**Directions**
Give the number of lines in the data that contain "icon", and nothing more.

§ §

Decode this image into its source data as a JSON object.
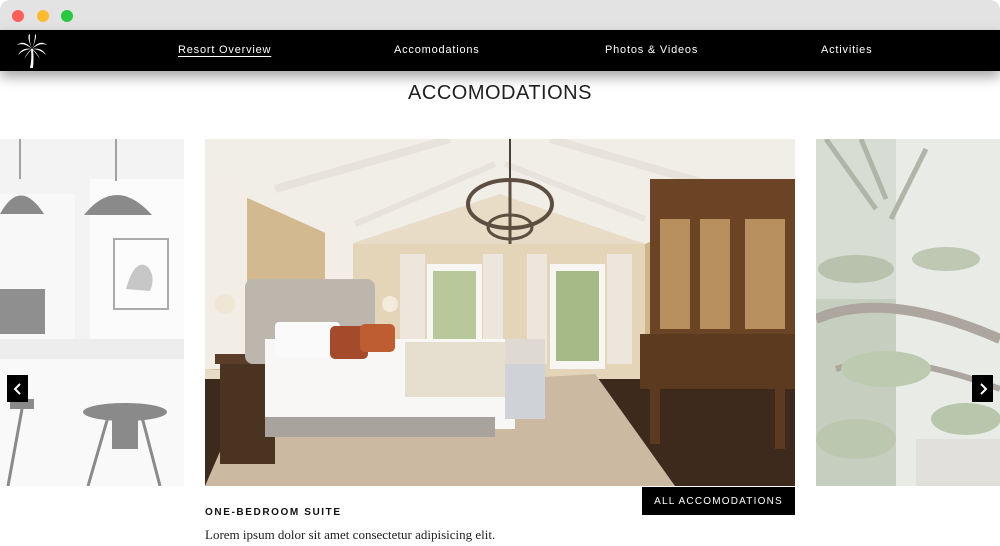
{
  "nav": {
    "items": [
      {
        "label": "Resort Overview",
        "active": true
      },
      {
        "label": "Accomodations",
        "active": false
      },
      {
        "label": "Photos & Videos",
        "active": false
      },
      {
        "label": "Activities",
        "active": false
      }
    ]
  },
  "section": {
    "title": "ACCOMODATIONS"
  },
  "slider": {
    "slides": [
      "kitchen-photo",
      "bedroom-photo",
      "garden-photo"
    ],
    "current": {
      "name": "ONE-BEDROOM SUITE",
      "description": "Lorem ipsum dolor sit amet consectetur adipisicing elit."
    },
    "all_label": "ALL ACCOMODATIONS",
    "prev_icon": "chevron-left-icon",
    "next_icon": "chevron-right-icon"
  },
  "colors": {
    "navbar": "#000000",
    "button": "#000000",
    "chrome": "#e3e3e3"
  }
}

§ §

**Solution for this problem**
2